Guetzli vs MozJPEG at 1 Megapixel
1 MPix JPEGs exported as quality 100 and 90 from Photoshop. Quality 100 then compressed via MozJPEG and Guetzli with byte size, real encoding time, and CPU encoding time provided.
Average results, rounded to hundredths:
|Byte Compression||Encoding Real Time||Encoding CPU Time|
Bytes: Byte size is a wash. In three of four instances Moz produced smaller images, but the average tilts marginally in Guetzli’s favor because the one instance it won was the largest image.
Time: Look at those encoding times! Moz averaged less than half a second, while Guetzli was pushing a minute and a half. If you’re processing hundreds or thousands of images (or in our case, tens of thousands of images a day), that really adds up.
Quality: I can’t tell the difference. Can you?
Let’s take a look at larger images and see how that effects our results.
Guetzli vs MozJPEG at 12 MPix - 48 MPix
JPEGs exported as quality 100 and 90 from Photoshop. Quality 100 then compressed via MozJPEG and Guetzli with byte size, real encoding time, and CPU encoding time provided.
|Byte Compression||Encoding Real Time||Encoding CPU Time|
Bytes: MozJPEG averaged 3.8% better byte compression, which makes them about equal when you consider the small sample size.
Time: Again, wow! The fastest Guetzli encoding was 20 minutes, while the slowest was over 3 hours.
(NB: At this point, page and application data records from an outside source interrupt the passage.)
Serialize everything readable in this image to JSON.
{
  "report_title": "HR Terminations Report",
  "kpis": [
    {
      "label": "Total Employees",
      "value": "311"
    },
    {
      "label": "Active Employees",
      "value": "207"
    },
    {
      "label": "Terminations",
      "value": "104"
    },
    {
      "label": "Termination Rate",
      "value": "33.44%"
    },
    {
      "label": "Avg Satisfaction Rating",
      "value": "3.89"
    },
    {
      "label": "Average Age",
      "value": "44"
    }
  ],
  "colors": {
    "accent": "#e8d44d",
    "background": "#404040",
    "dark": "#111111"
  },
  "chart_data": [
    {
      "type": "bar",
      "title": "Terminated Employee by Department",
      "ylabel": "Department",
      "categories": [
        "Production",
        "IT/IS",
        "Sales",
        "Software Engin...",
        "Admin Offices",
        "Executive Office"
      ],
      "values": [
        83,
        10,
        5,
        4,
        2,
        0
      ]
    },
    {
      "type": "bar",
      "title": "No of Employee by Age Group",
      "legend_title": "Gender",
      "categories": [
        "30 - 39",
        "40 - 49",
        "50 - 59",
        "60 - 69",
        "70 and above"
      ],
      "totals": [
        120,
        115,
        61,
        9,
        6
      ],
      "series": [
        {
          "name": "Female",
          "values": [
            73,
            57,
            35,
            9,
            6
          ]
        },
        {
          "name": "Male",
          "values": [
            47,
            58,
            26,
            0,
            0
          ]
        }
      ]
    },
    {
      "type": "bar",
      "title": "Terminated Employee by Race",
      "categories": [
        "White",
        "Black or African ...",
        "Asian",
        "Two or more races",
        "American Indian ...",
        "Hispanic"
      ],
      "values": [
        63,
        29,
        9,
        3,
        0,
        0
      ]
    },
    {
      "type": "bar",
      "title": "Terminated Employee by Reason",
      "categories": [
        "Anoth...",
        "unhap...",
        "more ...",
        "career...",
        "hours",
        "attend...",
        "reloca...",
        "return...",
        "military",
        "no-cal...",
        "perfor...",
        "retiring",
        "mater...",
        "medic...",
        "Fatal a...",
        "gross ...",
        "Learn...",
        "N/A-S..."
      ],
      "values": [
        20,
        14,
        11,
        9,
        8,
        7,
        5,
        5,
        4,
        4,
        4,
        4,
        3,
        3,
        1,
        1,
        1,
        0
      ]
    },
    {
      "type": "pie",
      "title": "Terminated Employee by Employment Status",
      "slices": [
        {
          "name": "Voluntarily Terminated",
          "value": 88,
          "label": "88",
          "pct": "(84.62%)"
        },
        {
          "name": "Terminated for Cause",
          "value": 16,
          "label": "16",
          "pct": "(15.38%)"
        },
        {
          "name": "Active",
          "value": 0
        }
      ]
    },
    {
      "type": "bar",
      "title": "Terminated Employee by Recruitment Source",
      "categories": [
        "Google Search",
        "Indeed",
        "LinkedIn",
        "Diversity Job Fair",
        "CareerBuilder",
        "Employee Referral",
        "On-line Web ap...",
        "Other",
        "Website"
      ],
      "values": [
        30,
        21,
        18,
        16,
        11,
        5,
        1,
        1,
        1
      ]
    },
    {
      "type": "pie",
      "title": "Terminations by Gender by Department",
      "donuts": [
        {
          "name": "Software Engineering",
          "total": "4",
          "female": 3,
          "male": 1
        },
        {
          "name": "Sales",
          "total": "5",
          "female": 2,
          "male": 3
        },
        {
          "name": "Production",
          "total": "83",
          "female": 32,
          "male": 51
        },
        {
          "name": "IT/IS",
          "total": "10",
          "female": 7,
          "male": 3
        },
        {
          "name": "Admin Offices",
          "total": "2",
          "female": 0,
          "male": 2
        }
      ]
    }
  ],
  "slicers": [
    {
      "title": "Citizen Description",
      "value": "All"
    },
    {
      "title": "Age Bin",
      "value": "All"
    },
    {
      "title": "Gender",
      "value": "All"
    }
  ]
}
If you’re a photographer or someone else looking to store full size JPGs locally, Guetzli is completely impractical. Even iPhones shoot 12MPix these days, and our test at that size took 25 minutes to encode.
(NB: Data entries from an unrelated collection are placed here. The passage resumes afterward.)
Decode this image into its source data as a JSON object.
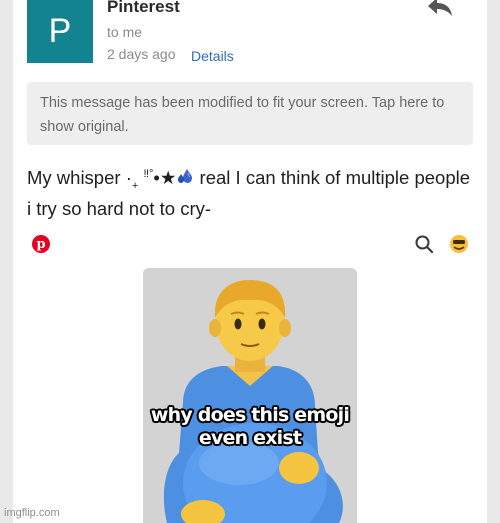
{
  "email": {
    "avatar_letter": "P",
    "sender": "Pinterest",
    "recipient": "to me",
    "date": "2 days ago",
    "details_link": "Details",
    "notice": "This message has been modified to fit your screen. Tap here to show original.",
    "body_part1": "My whisper ·",
    "body_sub": "+",
    "body_sup": "‼°",
    "body_part2": "•★",
    "body_part3": " real I can think of multiple people i try so hard not to cry-"
  },
  "pin": {
    "caption": "why does this emoji even exist"
  },
  "watermark": "imgflip.com",
  "colors": {
    "avatar_bg": "#12838f",
    "link": "#2f6db5",
    "pinterest_red": "#e60023",
    "notice_bg": "#eeeeee"
  },
  "icons": [
    "reply-icon",
    "pinterest-logo-icon",
    "search-icon",
    "emoji-avatar-icon",
    "sweat-droplets-icon"
  ]
}
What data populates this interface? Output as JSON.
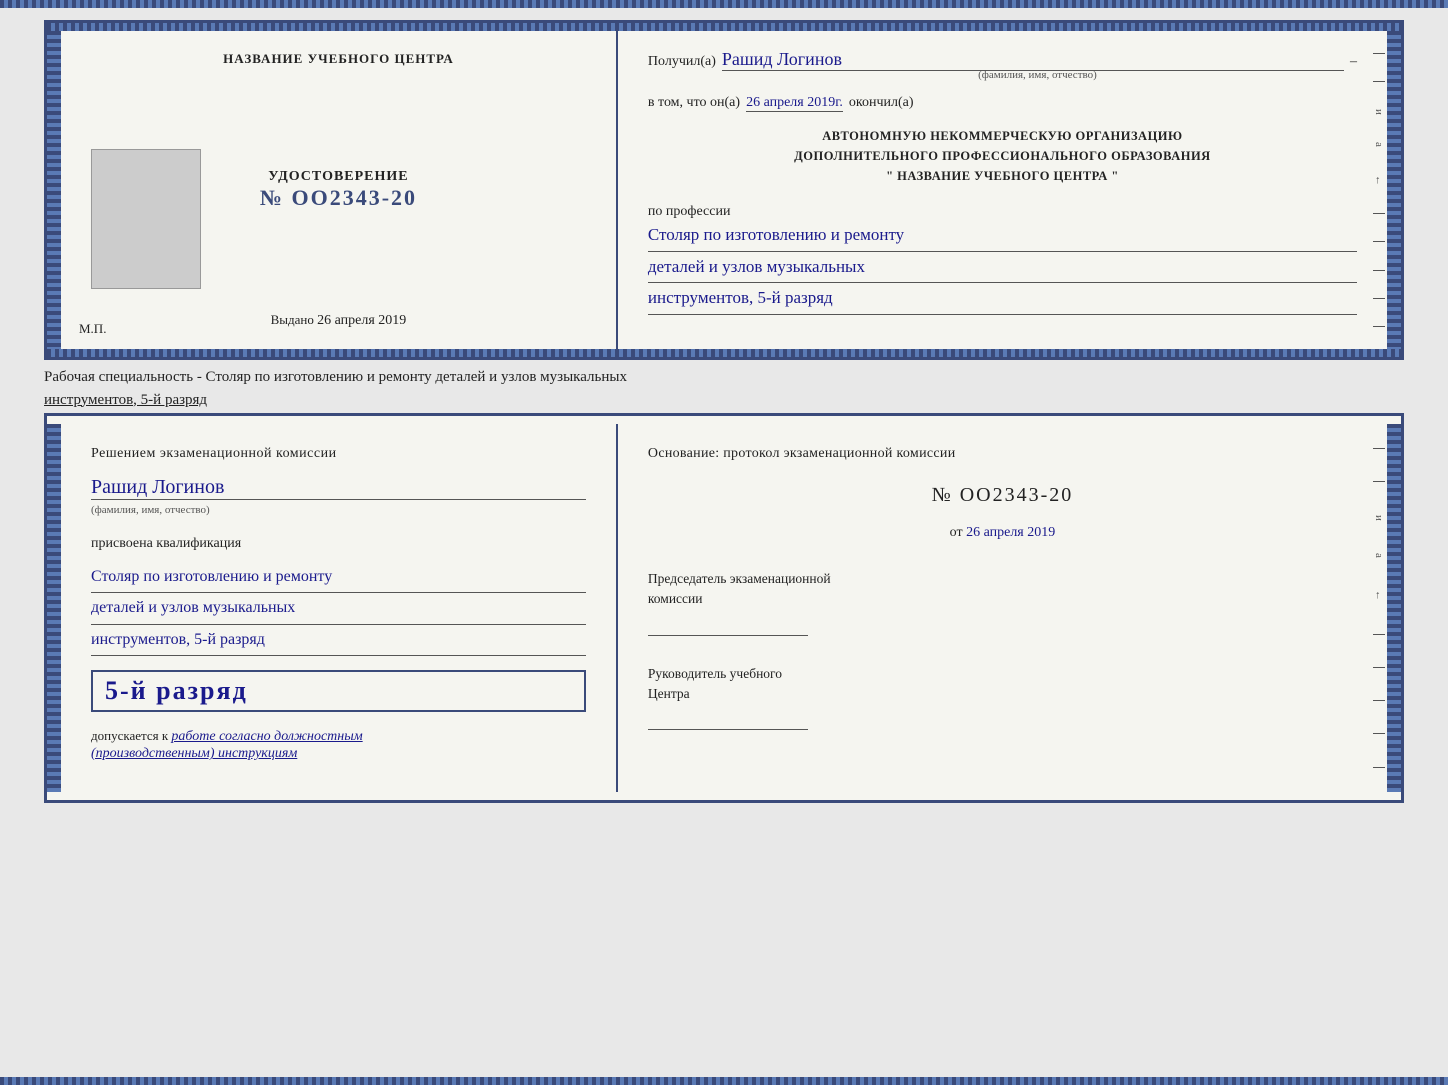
{
  "cert_top": {
    "left": {
      "title": "НАЗВАНИЕ УЧЕБНОГО ЦЕНТРА",
      "udost_label": "УДОСТОВЕРЕНИЕ",
      "udost_number": "№ OO2343-20",
      "vydano_label": "Выдано",
      "vydano_date": "26 апреля 2019",
      "mp": "М.П."
    },
    "right": {
      "recipient_prefix": "Получил(а)",
      "recipient_name": "Рашид Логинов",
      "recipient_sub": "(фамилия, имя, отчество)",
      "date_prefix": "в том, что он(а)",
      "date_value": "26 апреля 2019г.",
      "date_suffix": "окончил(а)",
      "org_line1": "АВТОНОМНУЮ НЕКОММЕРЧЕСКУЮ ОРГАНИЗАЦИЮ",
      "org_line2": "ДОПОЛНИТЕЛЬНОГО ПРОФЕССИОНАЛЬНОГО ОБРАЗОВАНИЯ",
      "org_line3": "\"  НАЗВАНИЕ УЧЕБНОГО ЦЕНТРА  \"",
      "profession_label": "по профессии",
      "profession_line1": "Столяр по изготовлению и ремонту",
      "profession_line2": "деталей и узлов музыкальных",
      "profession_line3": "инструментов, 5-й разряд"
    }
  },
  "subtitle": {
    "prefix": "Рабочая специальность - Столяр по изготовлению и ремонту деталей и узлов музыкальных",
    "underlined": "инструментов, 5-й разряд"
  },
  "cert_bottom": {
    "left": {
      "decision_title": "Решением  экзаменационной  комиссии",
      "person_name": "Рашид Логинов",
      "fio_sub": "(фамилия, имя, отчество)",
      "qualification_label": "присвоена квалификация",
      "qualification_line1": "Столяр по изготовлению и ремонту",
      "qualification_line2": "деталей и узлов музыкальных",
      "qualification_line3": "инструментов, 5-й разряд",
      "highlight_text": "5-й разряд",
      "dopusk_prefix": "допускается к",
      "dopusk_handwritten": "работе согласно должностным",
      "dopusk_handwritten2": "(производственным) инструкциям"
    },
    "right": {
      "osnov_label": "Основание: протокол экзаменационной  комиссии",
      "protokol_number": "№  OO2343-20",
      "ot_prefix": "от",
      "ot_date": "26 апреля 2019",
      "chairman_title": "Председатель экзаменационной",
      "chairman_title2": "комиссии",
      "director_title": "Руководитель учебного",
      "director_title2": "Центра"
    }
  }
}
Parting Google Guetzli Thoughts
The idea of perceptual psycho-visual encoding improvements sounds cool. It is cool. At this time, however, there simply isn’t enough of a visual improvement to make Google Guetzli worth the absolutely astonishing processing time it takes—at least not for e-commerce.
In the interest of fairness, I should note that our test uses a small sample size and is for a specific use case: product photography workflows. Product images typically have simple backgrounds, full focus, and a high megapixel count; maybe Guetzli would perform better with another kind of image. We also care deeply about encoding speed because getting images from the studio to the web as fast as possible is critical to e-commerce success.
If you’re compressing product images for use on the web, MozJPEG remains the encoder of choice.